Legislators have big staffs
with all the answers already
Legislators in many states share a secretary with another legislator– that’s all the direct staff they get. No huge staffs, not even a full-time assistant. (While certain legislative leaders and committee chairs have extra assistance, most legislators do not.)  Truthfully, many legislators are severely understaffed and grossly overworked in the compressed time they are in session. Plus the policy committee staff members get overstretched during the session. This understaffing creates a special opportunity for nonprofits to step forward with quality information on a timely basis to help legislators and staff understand important nuances about policy issues.
Legislators don’t need help
  • In many legislative sessions, thousands of bills are introduced.
  • Topics of those bills ranged from aerospace to zoology. These bills demanded expertise on thousands of topics, from birth procedures to the death penalty, pre-Kindergarten through post-doctoral programs, microscopic research to examine internal DNA to telescopic research to explore distant stars, plain funding requirements to obscure tax loopholes, and the list goes on …
  • Consider these observations from new legislators:
    • "I don’t think it’s like anything anyone would expect. The first couple of weeks was like getting a Ph.D. in everything.”
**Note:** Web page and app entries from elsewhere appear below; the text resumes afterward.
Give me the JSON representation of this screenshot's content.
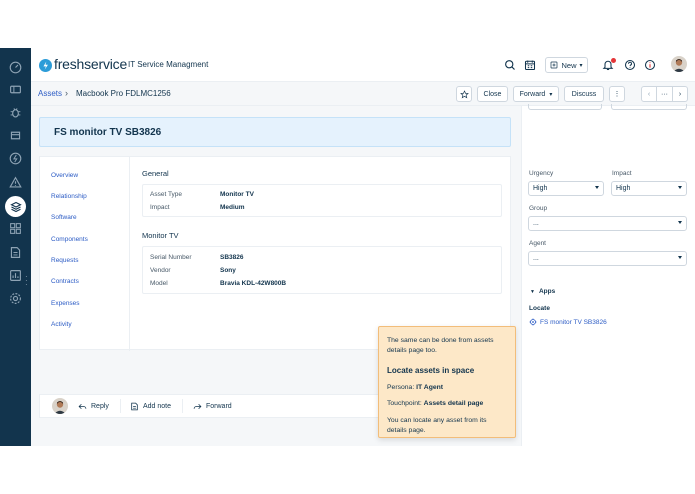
{
  "header": {
    "logo_text": "freshservice",
    "app_name": "IT Service Managment",
    "new_label": "New"
  },
  "breadcrumb": {
    "parent": "Assets",
    "separator": "›",
    "current": "Macbook Pro FDLMC1256"
  },
  "toolbar": {
    "close_label": "Close",
    "forward_label": "Forward",
    "discuss_label": "Discuss",
    "more_label": "⋮",
    "ellipsis_label": "···"
  },
  "asset": {
    "title": "FS monitor TV SB3826"
  },
  "tabs": [
    "Overview",
    "Relationship",
    "Software",
    "Components",
    "Requests",
    "Contracts",
    "Expenses",
    "Activity"
  ],
  "general": {
    "heading": "General",
    "fields": [
      {
        "label": "Asset Type",
        "value": "Monitor TV"
      },
      {
        "label": "Impact",
        "value": "Medium"
      }
    ]
  },
  "monitor": {
    "heading": "Monitor TV",
    "fields": [
      {
        "label": "Serial Number",
        "value": "SB3826"
      },
      {
        "label": "Vendor",
        "value": "Sony"
      },
      {
        "label": "Model",
        "value": "Bravia KDL-42W800B"
      }
    ]
  },
  "reply_bar": {
    "reply_label": "Reply",
    "add_note_label": "Add note",
    "forward_label": "Forward"
  },
  "right_panel": {
    "urgency_label": "Urgency",
    "urgency_value": "High",
    "impact_label": "Impact",
    "impact_value": "High",
    "group_label": "Group",
    "group_value": "...",
    "agent_label": "Agent",
    "agent_value": "...",
    "apps_label": "Apps",
    "locate_label": "Locate",
    "locate_link": "FS monitor TV SB3826"
  },
  "tooltip": {
    "intro": "The same can be done from assets details page too.",
    "title": "Locate assets in space",
    "persona_label": "Persona:",
    "persona_value": "IT Agent",
    "touchpoint_label": "Touchpoint:",
    "touchpoint_value": "Assets detail page",
    "body": "You can locate any asset from its details page."
  },
  "colors": {
    "rail": "#12344d",
    "link": "#2c5cc5",
    "title_card": "#e5f2fd",
    "tooltip_bg": "#fde8c8",
    "notification": "#e43538"
  }
}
    • "Until you’re actually in it you don’t realize the sheer volume of bills and dealing with scheduling problems.”
    • “It really takes a lot of work to get up to speed on issues like water, which I don’t have much background on.  It’s far too fast-paced.  Bills come at you from the left and from the right. If they come from your committee, you have some background. If not, all you get is a summary sheet.”
Nonprofits can’t add anything of real value Actually, nonprofits can do many things that others cannot.  First, their experience in the field provides earned-insights about what policy options might (and might not) work.  Nonprofits need to appreciate that their knowledge is a valued community resource and their expertise is needed by public policy makers.

Also, nonprofits can step up to speak the truth and thus be a teammate for government agencies that may feel hemmed in for political reasons, unable to talk about their serious funding needs for fear of appearing greedy, or unable to speak the full truth about a touchy political issue for fear of retribution against their budgets.